Prösels Castle (Castello di Presule) was first named in a document from 1279 and it is believed that the lords of Völs, feudatories of the Bishopric of Brixen, had built the castle here by 1200. Today the central palace with a Romanesque archway are surviving parts of this first fortress.
In Italian it is sometimes called Castel Colonna, reflecting the fact that around the time of Leonhard II the Völs (Fiè) family started to add the Colonna family name to their own.
The Gothic castle of today was built by Leonhard of Völs (born 1458). He was the administrator of the salt mines of Hall in Tirol, a highly profitable position, furthermore he was married three times to wealthy noblewomen, which enabled him to spend extravagantly on the expansion of his castle. In 1498 Leonhard, thanks to his friendship with the Holy Roman Emperor Maximilian I and Archduke of Austria, became governor of the County of Tyrol. Leonhard showed his gratitude by including the emperor on one of the frescoes in the newly built arcade of his castle.
During the Peasants' War of 1525 the castle was briefly occupied by the revolting subservient farmers, who burnt all the documents in the vain hope of destroying all proof of their debts and tithes. The uprising was squashed and six leaders executed. Leonhard of Völs also instigated the burning of nine local woman for witchcraft.
The castle remained in the hands of the family until its last member, Felix, Freiherr von Völs, died childless in 1810. For the next 50 years the castle stood empty and nearly fell into ruins. Between 1860 and 1978 the castle changed hands no fewer than 14 times, suffering periods of decay followed by attempted restoration before finally being abandoned to its fate. However, in 1981 the Kuratorium Schloss Prösels (Prösels Castle Curatorship) was formed to restore the building; the work was completed the following year.
Guided visits are available during the summer months and during the Christmas holidays, various cultural events are held here including concerts, exhibitions and theatrical performances.

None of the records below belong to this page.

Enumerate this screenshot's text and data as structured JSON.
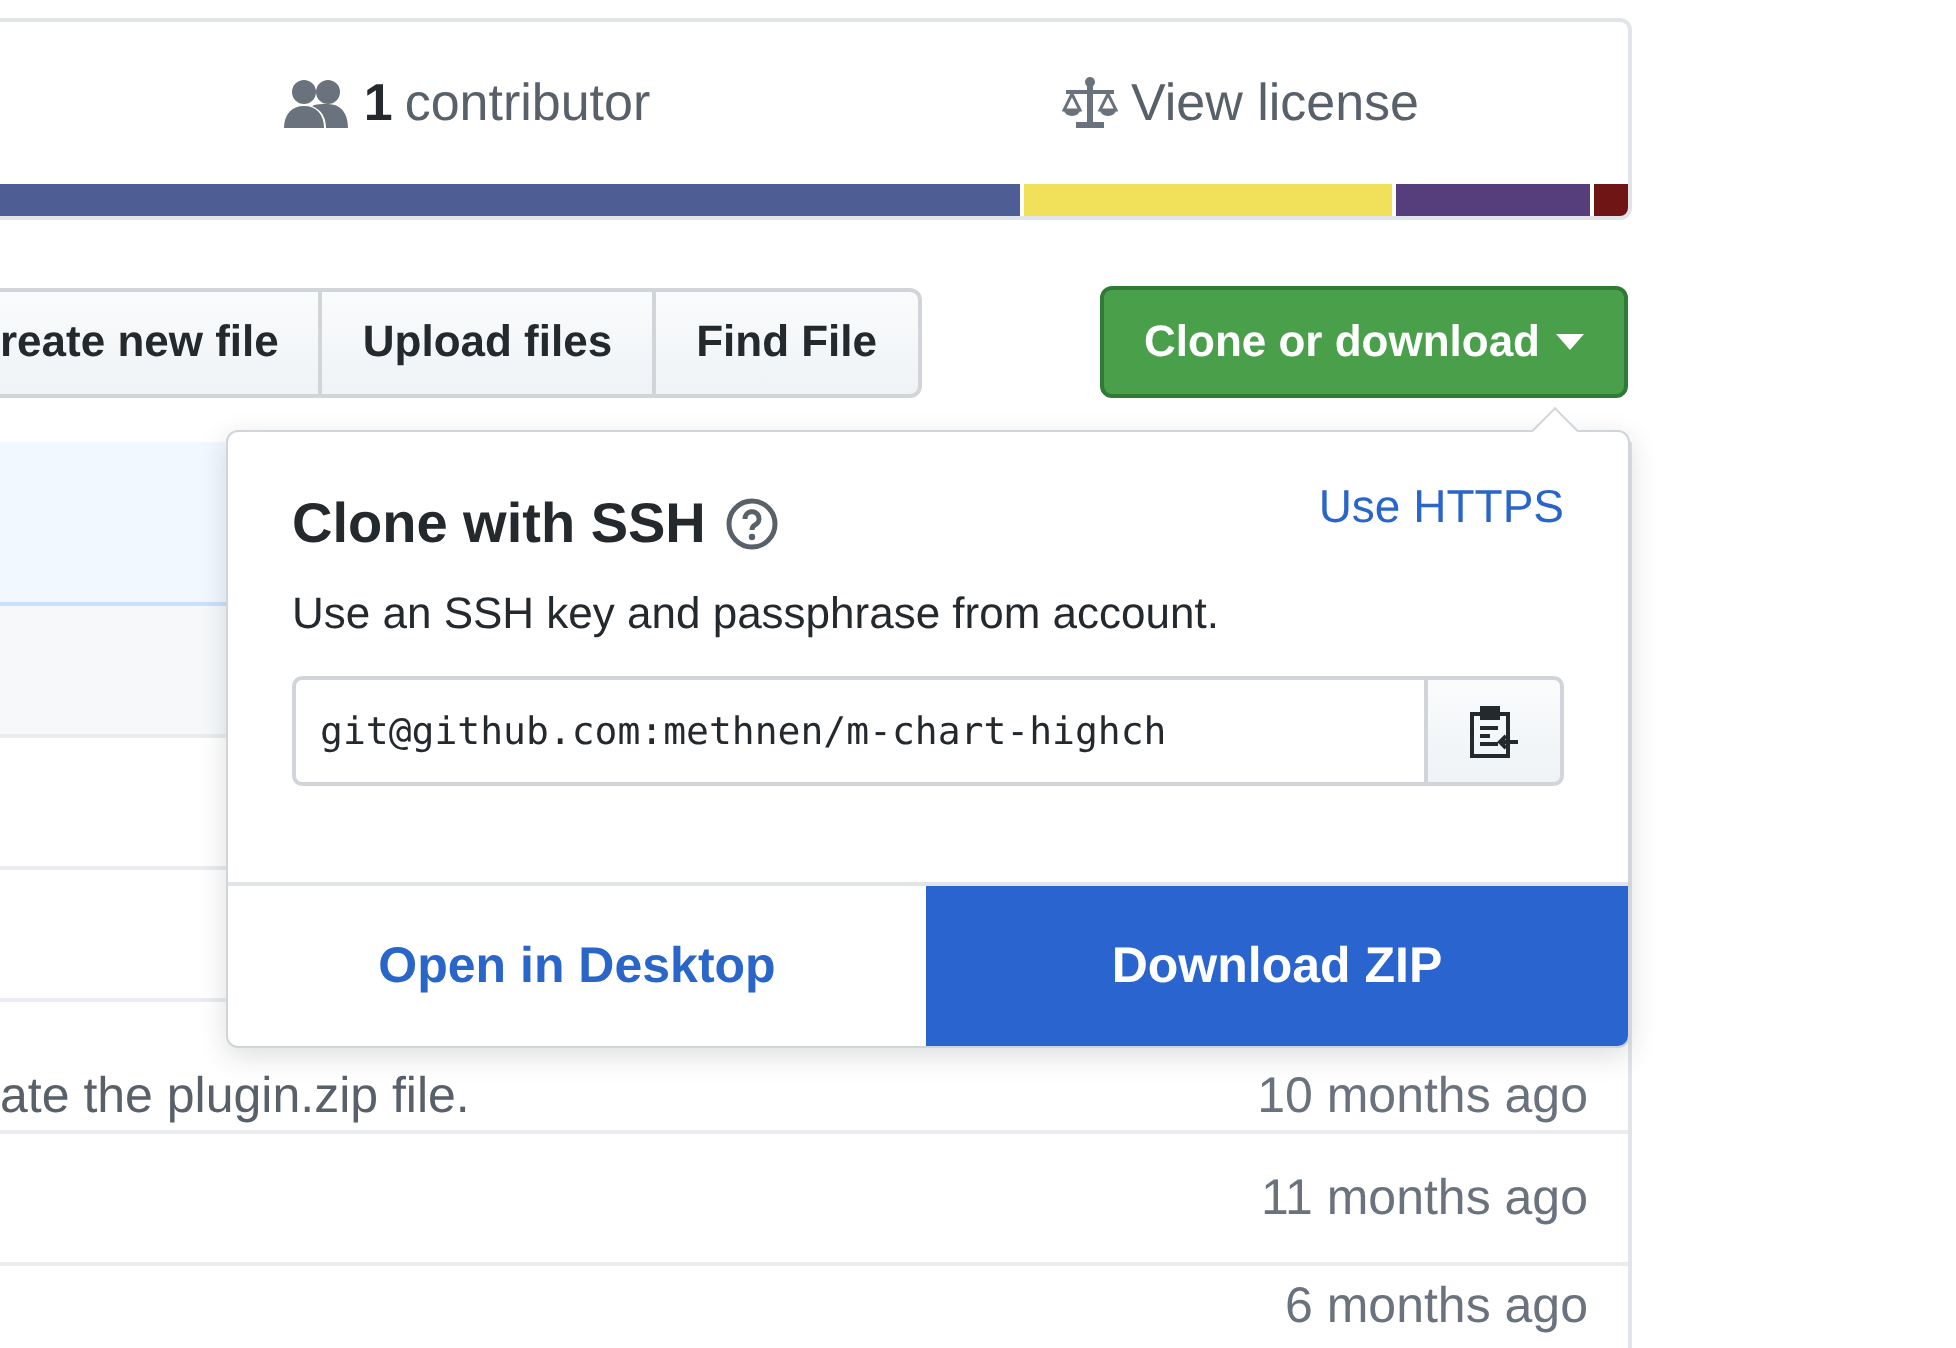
{
  "summary": {
    "contributors_count": "1",
    "contributors_label": "contributor",
    "license": "View license"
  },
  "file_buttons": [
    "reate new file",
    "Upload files",
    "Find File"
  ],
  "clone_button": {
    "label": "Clone or download",
    "expanded": true
  },
  "clone_popover": {
    "title": "Clone with SSH",
    "switch_link": "Use HTTPS",
    "description": "Use an SSH key and passphrase from account.",
    "url": "git@github.com:methnen/m-chart-highch",
    "open_desktop": "Open in Desktop",
    "download_zip": "Download ZIP"
  },
  "rows": [
    {
      "highlighted": true
    },
    {
      "highlighted": false
    },
    {
      "highlighted": false
    },
    {
      "highlighted": false
    },
    {
      "message": "ate the plugin.zip file.",
      "age": "10 months ago",
      "highlighted": false
    },
    {
      "age": "11 months ago",
      "highlighted": false
    },
    {
      "age": "6 months ago",
      "highlighted": false
    }
  ]
}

Permanent displays include for example a collection of weapons and suits of armour.References:
The Cloth Hall in Kraków dates to the Renaissance and is one of the city's most recognizable icons. It is the central feature of the main market square in the Kraków Old Town (listed as a UNESCO World Heritage Site since 1978).
The hall was once a major centre of international trade. Traveling merchants met there to discuss business and to barter. During its golden age in the 15th century, the hall was the source of a variety of exotic imports from the east – spices, silk, leather and wax – while Kraków itself exported textiles, lead, and salt from the Wieliczka Salt Mine.

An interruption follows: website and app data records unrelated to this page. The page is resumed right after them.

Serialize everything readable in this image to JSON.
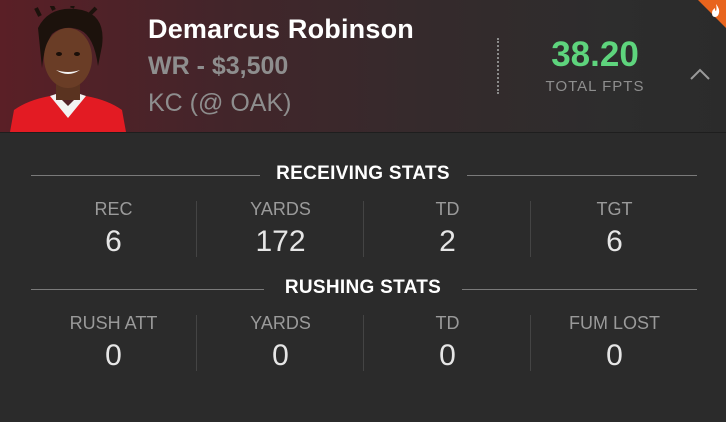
{
  "player": {
    "name": "Demarcus Robinson",
    "position_salary": "WR - $3,500",
    "matchup": "KC (@ OAK)",
    "fpts": "38.20",
    "fpts_label": "TOTAL FPTS"
  },
  "colors": {
    "fpts_green": "#5ed47d",
    "header_red": "#5a1f26",
    "badge_orange": "#e8641d"
  },
  "icons": {
    "collapse": "chevron-up-icon",
    "hot": "flame-icon"
  },
  "receiving": {
    "title": "RECEIVING STATS",
    "stats": [
      {
        "label": "REC",
        "value": "6"
      },
      {
        "label": "YARDS",
        "value": "172"
      },
      {
        "label": "TD",
        "value": "2"
      },
      {
        "label": "TGT",
        "value": "6"
      }
    ]
  },
  "rushing": {
    "title": "RUSHING STATS",
    "stats": [
      {
        "label": "RUSH ATT",
        "value": "0"
      },
      {
        "label": "YARDS",
        "value": "0"
      },
      {
        "label": "TD",
        "value": "0"
      },
      {
        "label": "FUM LOST",
        "value": "0"
      }
    ]
  }
}
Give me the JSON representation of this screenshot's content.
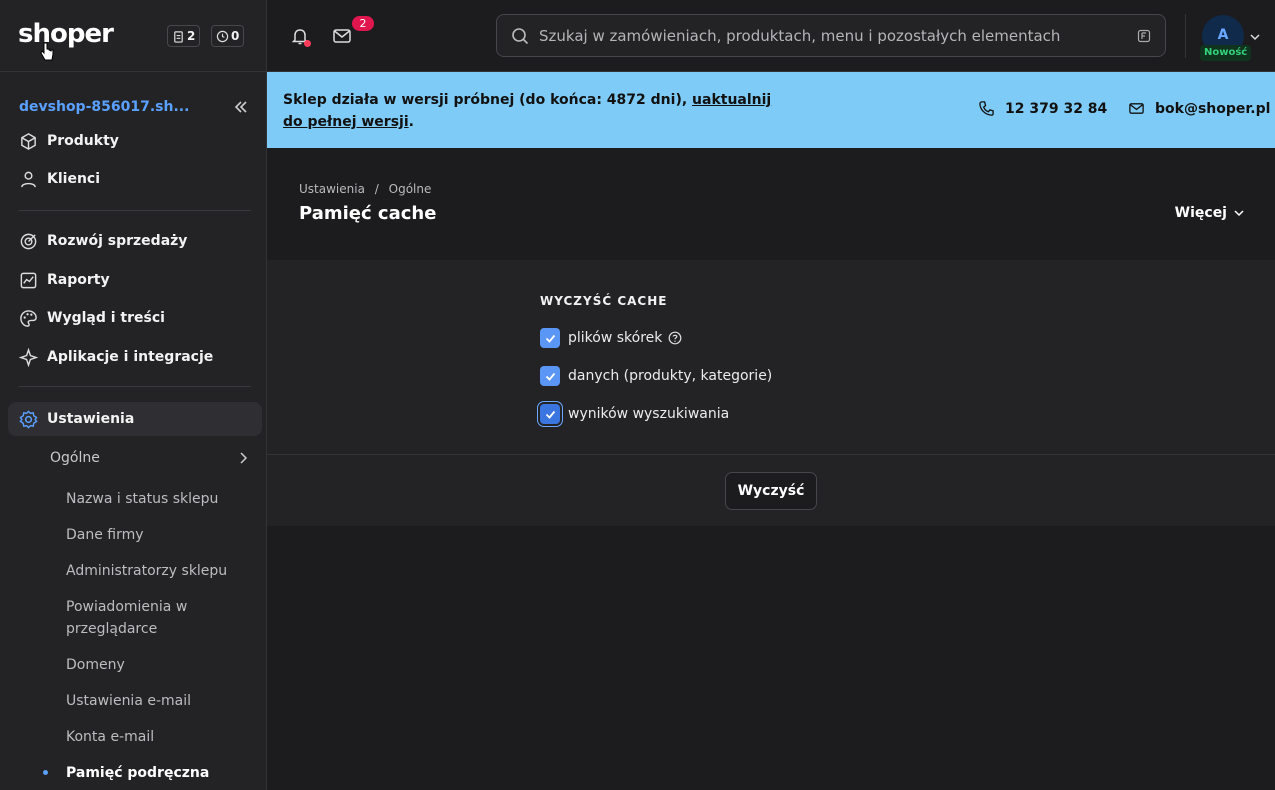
{
  "topbar": {
    "logo": "shoper",
    "counter_orders": "2",
    "counter_pending": "0",
    "mail_badge": "2",
    "search_placeholder": "Szukaj w zamówieniach, produktach, menu i pozostałych elementach",
    "avatar_letter": "A",
    "badge_new": "Nowość"
  },
  "sidebar": {
    "shop_name": "devshop-856017.sh...",
    "items": [
      {
        "label": "Produkty",
        "icon": "box-icon"
      },
      {
        "label": "Klienci",
        "icon": "user-icon"
      },
      {
        "label": "Rozwój sprzedaży",
        "icon": "target-icon"
      },
      {
        "label": "Raporty",
        "icon": "chart-icon"
      },
      {
        "label": "Wygląd i treści",
        "icon": "palette-icon"
      },
      {
        "label": "Aplikacje i integracje",
        "icon": "sparkle-icon"
      },
      {
        "label": "Ustawienia",
        "icon": "gear-icon"
      }
    ],
    "submenu": {
      "label": "Ogólne",
      "leaves": [
        "Nazwa i status sklepu",
        "Dane firmy",
        "Administratorzy sklepu",
        "Powiadomienia w przeglądarce",
        "Domeny",
        "Ustawienia e-mail",
        "Konta e-mail",
        "Pamięć podręczna"
      ]
    }
  },
  "banner": {
    "text": "Sklep działa w wersji próbnej (do końca: 4872 dni), ",
    "link": "uaktualnij do pełnej wersji",
    "suffix": ".",
    "phone": "12 379 32 84",
    "email": "bok@shoper.pl"
  },
  "page": {
    "breadcrumb_root": "Ustawienia",
    "breadcrumb_sep": "/",
    "breadcrumb_current": "Ogólne",
    "title": "Pamięć cache",
    "more": "Więcej"
  },
  "cache": {
    "section_title": "WYCZYŚĆ CACHE",
    "options": [
      {
        "label": "plików skórek",
        "checked": true
      },
      {
        "label": "danych (produkty, kategorie)",
        "checked": true
      },
      {
        "label": "wyników wyszukiwania",
        "checked": true
      }
    ],
    "button": "Wyczyść"
  },
  "colors": {
    "accent": "#5aa0ff",
    "banner": "#7fcbf7",
    "checkbox": "#5a96f5",
    "badge": "#e0174f"
  }
}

Kraków was Poland's capital city and was among the largest cities in Europe already from before the time of the Renaissance. However, its decline started with the move of the capital to Warsaw in the very end of the 16th century. The city's decline was hastened by wars and politics leading to the Partitions of Poland at the end of the 18th century. By the time of the architectural restoration proposed for the cloth hall in 1870 under Austrian rule, much of the historic city center was decrepit. A change in political and economic fortunes for the Kingdom of Galicia and Lodomeria ushered in a revival due to newly established Legislative Assembly or Sejm of the Land. The successful renovation of the Cloth Hall, based on design by Tomasz Pryliński and supervised by Mayor Mikołaj Zyblikiewicz, Sejm Marshal, was one of the most notable achievements of this period.
The hall has hosted many distinguished guests over the centuries and is still used to entertain monarchs and dignitaries, such as Charles, Prince of Wales and Emperor Akihito of Japan, who was welcomed here in 2002. In the past, balls were held here, most notably after Prince Józef Poniatowski had briefly liberated the city from the Austrians in 1809. Aside from its history and cultural value, the hall still is still used as a center of commerce.
On the upper floor of the hall is the Sukiennice Museum division of the National Museum, Kraków. It holds the largest permanent exhibit of the 19th-century Polish painting and sculpture, in four grand exhibition halls arranged by historical period and the theme extending into an entire artistic epoch. The museum was upgraded in 2010 with new technical equipment, storerooms, service spaces as well as improved thematic layout for the display.
The Gallery of 19th-Century Polish Art was a major cultural venue from the moment it opened on October 7, 1879. It features late Baroque, Rococo, and Classicist 18th-century portraits and battle scenes by Polish and foreign pre-Romantics.